THE TASK: When a line of the entries contains the word "პროდუქციის", report that line.

Excerpts from an interface dataset:
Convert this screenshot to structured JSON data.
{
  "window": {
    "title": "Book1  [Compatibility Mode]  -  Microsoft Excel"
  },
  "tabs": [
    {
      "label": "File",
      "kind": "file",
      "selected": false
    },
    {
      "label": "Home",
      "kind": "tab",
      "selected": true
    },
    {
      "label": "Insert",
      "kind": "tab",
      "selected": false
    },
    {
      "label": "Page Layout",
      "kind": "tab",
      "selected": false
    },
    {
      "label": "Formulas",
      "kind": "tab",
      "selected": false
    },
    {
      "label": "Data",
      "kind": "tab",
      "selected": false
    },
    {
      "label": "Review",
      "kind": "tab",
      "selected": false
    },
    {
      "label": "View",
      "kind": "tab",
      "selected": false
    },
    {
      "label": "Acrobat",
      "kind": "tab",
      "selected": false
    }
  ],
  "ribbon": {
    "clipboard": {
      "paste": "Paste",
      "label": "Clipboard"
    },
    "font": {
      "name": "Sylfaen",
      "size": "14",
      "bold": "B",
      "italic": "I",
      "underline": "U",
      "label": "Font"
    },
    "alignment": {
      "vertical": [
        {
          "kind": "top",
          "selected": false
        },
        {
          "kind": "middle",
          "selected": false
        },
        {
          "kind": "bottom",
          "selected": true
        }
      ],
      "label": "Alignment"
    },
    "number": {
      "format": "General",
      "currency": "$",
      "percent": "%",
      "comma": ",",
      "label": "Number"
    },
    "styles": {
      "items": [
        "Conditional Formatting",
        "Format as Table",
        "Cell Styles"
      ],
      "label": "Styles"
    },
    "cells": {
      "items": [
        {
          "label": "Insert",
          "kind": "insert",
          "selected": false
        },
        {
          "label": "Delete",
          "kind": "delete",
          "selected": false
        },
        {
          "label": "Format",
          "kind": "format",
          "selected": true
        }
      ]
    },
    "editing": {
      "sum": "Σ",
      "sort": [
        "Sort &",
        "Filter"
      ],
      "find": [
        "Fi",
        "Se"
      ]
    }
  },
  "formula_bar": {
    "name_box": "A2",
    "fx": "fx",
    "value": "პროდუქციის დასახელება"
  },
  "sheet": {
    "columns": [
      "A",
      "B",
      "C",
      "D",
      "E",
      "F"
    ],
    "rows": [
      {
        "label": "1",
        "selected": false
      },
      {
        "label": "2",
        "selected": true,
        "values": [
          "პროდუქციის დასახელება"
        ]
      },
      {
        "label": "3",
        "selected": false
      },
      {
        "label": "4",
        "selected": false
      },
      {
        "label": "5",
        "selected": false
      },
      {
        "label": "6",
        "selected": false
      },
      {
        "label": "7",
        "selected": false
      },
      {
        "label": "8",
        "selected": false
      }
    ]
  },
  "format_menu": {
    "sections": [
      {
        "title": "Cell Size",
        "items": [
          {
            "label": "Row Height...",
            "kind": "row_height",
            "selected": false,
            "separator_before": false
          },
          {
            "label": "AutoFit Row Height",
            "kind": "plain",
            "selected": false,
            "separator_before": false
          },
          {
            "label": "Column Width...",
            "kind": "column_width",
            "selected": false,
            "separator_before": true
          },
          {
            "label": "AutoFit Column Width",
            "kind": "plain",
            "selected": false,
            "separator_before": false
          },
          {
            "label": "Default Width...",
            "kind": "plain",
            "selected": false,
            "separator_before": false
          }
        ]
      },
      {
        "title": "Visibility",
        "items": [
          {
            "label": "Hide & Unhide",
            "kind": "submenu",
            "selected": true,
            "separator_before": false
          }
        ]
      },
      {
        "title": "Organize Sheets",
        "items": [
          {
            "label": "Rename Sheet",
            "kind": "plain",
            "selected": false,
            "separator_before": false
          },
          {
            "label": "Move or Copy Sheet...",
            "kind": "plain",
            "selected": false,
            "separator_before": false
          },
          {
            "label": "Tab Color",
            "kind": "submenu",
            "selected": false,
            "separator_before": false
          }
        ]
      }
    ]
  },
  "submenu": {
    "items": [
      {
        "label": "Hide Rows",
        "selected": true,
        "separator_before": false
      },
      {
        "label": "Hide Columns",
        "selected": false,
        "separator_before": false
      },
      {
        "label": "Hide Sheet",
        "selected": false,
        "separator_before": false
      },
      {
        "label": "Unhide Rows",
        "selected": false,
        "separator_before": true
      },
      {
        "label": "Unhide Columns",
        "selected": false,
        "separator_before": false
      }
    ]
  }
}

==

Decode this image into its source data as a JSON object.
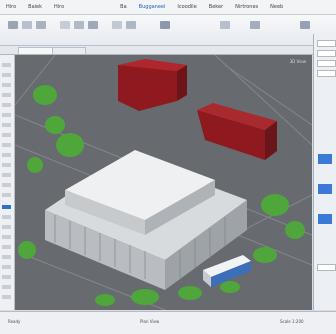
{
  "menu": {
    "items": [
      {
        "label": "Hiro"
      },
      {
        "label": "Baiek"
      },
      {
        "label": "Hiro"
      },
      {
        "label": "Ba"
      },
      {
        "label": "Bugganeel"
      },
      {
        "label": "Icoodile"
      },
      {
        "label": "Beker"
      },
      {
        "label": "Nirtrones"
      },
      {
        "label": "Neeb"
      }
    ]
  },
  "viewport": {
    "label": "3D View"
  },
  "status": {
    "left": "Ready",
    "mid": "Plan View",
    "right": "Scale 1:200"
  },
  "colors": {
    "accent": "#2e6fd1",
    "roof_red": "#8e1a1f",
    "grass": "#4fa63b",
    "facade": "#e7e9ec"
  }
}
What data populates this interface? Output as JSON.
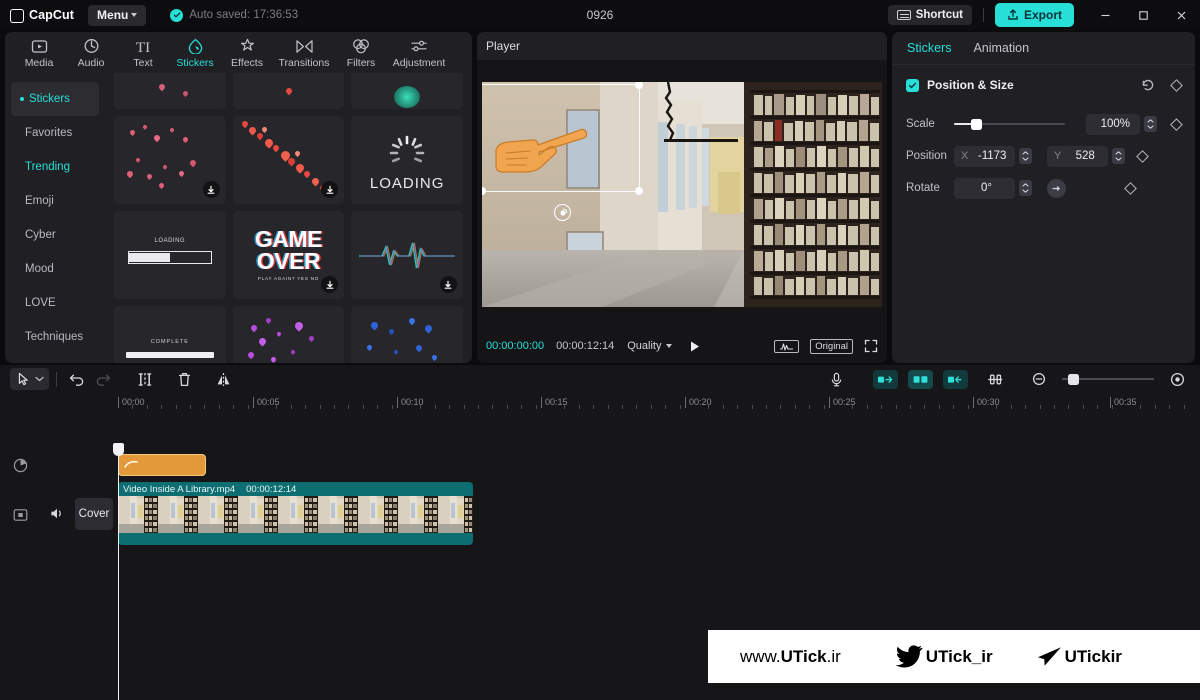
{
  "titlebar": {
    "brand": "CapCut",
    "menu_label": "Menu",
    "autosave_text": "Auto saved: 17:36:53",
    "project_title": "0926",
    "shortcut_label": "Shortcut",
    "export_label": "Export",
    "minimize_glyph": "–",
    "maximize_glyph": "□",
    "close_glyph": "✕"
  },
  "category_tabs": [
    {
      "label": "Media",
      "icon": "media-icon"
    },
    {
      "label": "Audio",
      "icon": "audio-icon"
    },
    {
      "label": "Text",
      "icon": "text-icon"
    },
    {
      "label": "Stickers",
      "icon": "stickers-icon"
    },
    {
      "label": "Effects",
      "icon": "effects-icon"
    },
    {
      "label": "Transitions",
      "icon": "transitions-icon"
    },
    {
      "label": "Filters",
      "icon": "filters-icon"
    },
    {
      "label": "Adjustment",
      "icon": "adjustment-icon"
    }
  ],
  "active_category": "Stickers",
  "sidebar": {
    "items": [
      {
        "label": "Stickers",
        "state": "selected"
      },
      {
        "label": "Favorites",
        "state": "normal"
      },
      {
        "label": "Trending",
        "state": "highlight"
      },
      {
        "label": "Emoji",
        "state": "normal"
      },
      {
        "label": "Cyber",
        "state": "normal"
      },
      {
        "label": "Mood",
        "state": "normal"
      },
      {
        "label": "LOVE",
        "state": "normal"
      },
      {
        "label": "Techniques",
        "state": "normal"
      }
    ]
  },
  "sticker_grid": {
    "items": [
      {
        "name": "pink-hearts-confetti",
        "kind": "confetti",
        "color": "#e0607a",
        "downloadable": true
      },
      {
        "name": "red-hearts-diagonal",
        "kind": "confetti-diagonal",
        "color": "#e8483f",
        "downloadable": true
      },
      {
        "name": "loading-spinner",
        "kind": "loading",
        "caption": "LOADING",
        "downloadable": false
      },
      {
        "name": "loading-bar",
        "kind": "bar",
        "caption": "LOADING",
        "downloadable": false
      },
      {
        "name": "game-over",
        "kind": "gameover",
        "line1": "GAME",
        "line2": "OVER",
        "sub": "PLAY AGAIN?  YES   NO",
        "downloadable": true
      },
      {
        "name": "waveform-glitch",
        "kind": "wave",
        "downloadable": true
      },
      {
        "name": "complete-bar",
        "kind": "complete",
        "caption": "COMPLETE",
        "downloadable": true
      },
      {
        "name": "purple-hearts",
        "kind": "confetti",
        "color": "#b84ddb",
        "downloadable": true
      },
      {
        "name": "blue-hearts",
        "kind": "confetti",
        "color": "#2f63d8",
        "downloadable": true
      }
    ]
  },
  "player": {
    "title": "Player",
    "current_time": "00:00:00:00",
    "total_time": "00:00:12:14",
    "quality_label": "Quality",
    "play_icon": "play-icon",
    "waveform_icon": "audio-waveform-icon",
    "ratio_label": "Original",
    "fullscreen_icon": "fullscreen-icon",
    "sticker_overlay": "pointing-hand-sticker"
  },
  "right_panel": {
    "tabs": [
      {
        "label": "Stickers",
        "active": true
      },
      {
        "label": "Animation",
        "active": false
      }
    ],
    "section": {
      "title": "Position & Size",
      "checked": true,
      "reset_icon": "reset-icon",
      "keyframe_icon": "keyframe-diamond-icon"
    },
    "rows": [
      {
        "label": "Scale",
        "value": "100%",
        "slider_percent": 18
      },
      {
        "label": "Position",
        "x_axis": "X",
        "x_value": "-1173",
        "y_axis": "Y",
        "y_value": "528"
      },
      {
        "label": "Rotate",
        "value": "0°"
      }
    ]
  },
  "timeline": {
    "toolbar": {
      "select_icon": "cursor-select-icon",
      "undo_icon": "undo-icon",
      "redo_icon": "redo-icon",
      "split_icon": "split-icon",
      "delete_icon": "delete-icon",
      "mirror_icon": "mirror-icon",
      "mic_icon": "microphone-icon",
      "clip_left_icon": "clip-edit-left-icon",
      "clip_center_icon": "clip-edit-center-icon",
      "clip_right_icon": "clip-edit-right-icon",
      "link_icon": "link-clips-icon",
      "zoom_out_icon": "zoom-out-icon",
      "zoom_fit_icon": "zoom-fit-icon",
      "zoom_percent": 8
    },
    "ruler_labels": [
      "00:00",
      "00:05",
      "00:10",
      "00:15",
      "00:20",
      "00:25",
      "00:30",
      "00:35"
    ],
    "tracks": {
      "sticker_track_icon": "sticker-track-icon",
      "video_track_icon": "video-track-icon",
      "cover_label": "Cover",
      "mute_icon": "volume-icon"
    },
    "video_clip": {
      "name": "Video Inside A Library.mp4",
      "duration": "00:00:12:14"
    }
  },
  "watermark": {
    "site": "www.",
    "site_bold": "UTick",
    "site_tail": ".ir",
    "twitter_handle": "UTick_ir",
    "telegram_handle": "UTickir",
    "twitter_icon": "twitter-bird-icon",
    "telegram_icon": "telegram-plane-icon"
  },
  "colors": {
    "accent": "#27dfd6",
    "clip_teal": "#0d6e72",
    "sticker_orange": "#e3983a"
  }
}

ANSWER AREA:
    "value": "პროდუქციის დასახელება"
          "პროდუქციის დასახელება"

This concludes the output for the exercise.